Website and app data records:

-- -- --

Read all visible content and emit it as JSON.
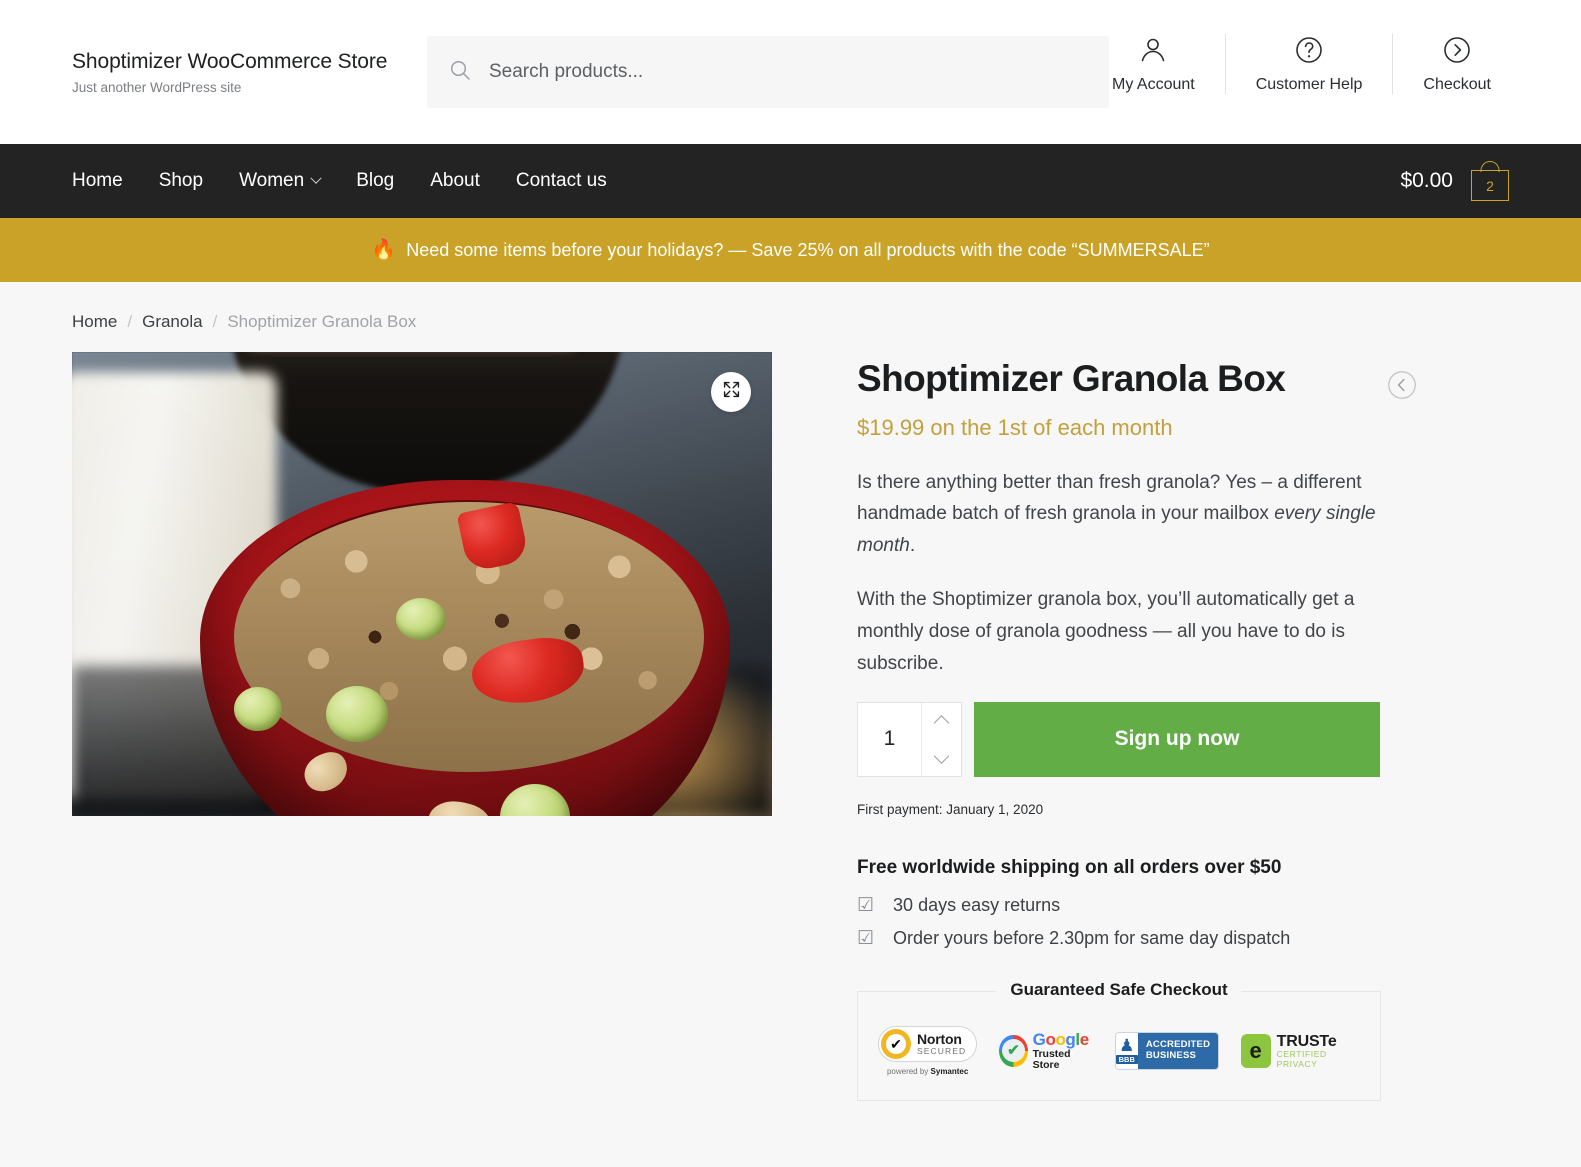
{
  "header": {
    "brand_title": "Shoptimizer WooCommerce Store",
    "brand_tagline": "Just another WordPress site",
    "search_placeholder": "Search products...",
    "search_value": "",
    "search_icon": "search-icon",
    "actions": [
      {
        "label": "My Account",
        "icon": "user-icon"
      },
      {
        "label": "Customer Help",
        "icon": "question-circle-icon"
      },
      {
        "label": "Checkout",
        "icon": "arrow-right-circle-icon"
      }
    ]
  },
  "nav": {
    "items": [
      {
        "label": "Home",
        "has_dropdown": false
      },
      {
        "label": "Shop",
        "has_dropdown": false
      },
      {
        "label": "Women",
        "has_dropdown": true
      },
      {
        "label": "Blog",
        "has_dropdown": false
      },
      {
        "label": "About",
        "has_dropdown": false
      },
      {
        "label": "Contact us",
        "has_dropdown": false
      }
    ],
    "cart_total": "$0.00",
    "cart_count": "2",
    "cart_icon": "shopping-bag-icon",
    "accent_color": "#c9a227",
    "background_color": "#232323"
  },
  "promo": {
    "emoji": "🔥",
    "text": "Need some items before your holidays? — Save 25% on all products with the code “SUMMERSALE”",
    "background_color": "#c9a227"
  },
  "breadcrumb": {
    "home": "Home",
    "category": "Granola",
    "current": "Shoptimizer Granola Box",
    "separator": "/"
  },
  "gallery": {
    "zoom_icon": "expand-arrows-icon",
    "alt": "Red bowl of granola with green grapes, strawberries and cashews beside a glass of milk"
  },
  "product": {
    "title": "Shoptimizer Granola Box",
    "price": "$19.99 on the 1st of each month",
    "price_color": "#c4a03c",
    "prev_icon": "chevron-left-circle-icon",
    "description_p1_a": "Is there anything better than fresh granola? Yes – a different handmade batch of fresh granola in your mailbox ",
    "description_p1_em": "every single month",
    "description_p1_b": ".",
    "description_p2": "With the Shoptimizer granola box, you’ll automatically get a monthly dose of granola goodness — all you have to do is subscribe.",
    "quantity": "1",
    "qty_up_icon": "chevron-up-icon",
    "qty_down_icon": "chevron-down-icon",
    "signup_label": "Sign up now",
    "signup_color": "#63ad47",
    "first_payment": "First payment: January 1, 2020",
    "shipping_heading": "Free worldwide shipping on all orders over $50",
    "features": [
      {
        "tick": "☑",
        "label": "30 days easy returns"
      },
      {
        "tick": "☑",
        "label": "Order yours before 2.30pm for same day dispatch"
      }
    ]
  },
  "safe_checkout": {
    "title": "Guaranteed Safe Checkout",
    "badges": [
      {
        "name": "Norton",
        "line1": "Norton",
        "line2": "SECURED",
        "sub_prefix": "powered by ",
        "sub_brand": "Symantec",
        "check": "✔"
      },
      {
        "name": "Google Trusted Store",
        "word_letters": [
          "G",
          "o",
          "o",
          "g",
          "l",
          "e"
        ],
        "sub": "Trusted Store",
        "check": "✔"
      },
      {
        "name": "BBB Accredited Business",
        "torch": "♟",
        "abbr": "BBB",
        "line1": "ACCREDITED",
        "line2": "BUSINESS"
      },
      {
        "name": "TRUSTe",
        "mark": "e",
        "line1": "TRUSTe",
        "line2": "CERTIFIED PRIVACY"
      }
    ]
  }
}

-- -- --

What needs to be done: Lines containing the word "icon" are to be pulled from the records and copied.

Your response:
    "search_icon": "search-icon",
        "icon": "user-icon"
        "icon": "question-circle-icon"
        "icon": "arrow-right-circle-icon"
    "cart_icon": "shopping-bag-icon",
    "zoom_icon": "expand-arrows-icon",
    "prev_icon": "chevron-left-circle-icon",
    "qty_up_icon": "chevron-up-icon",
    "qty_down_icon": "chevron-down-icon",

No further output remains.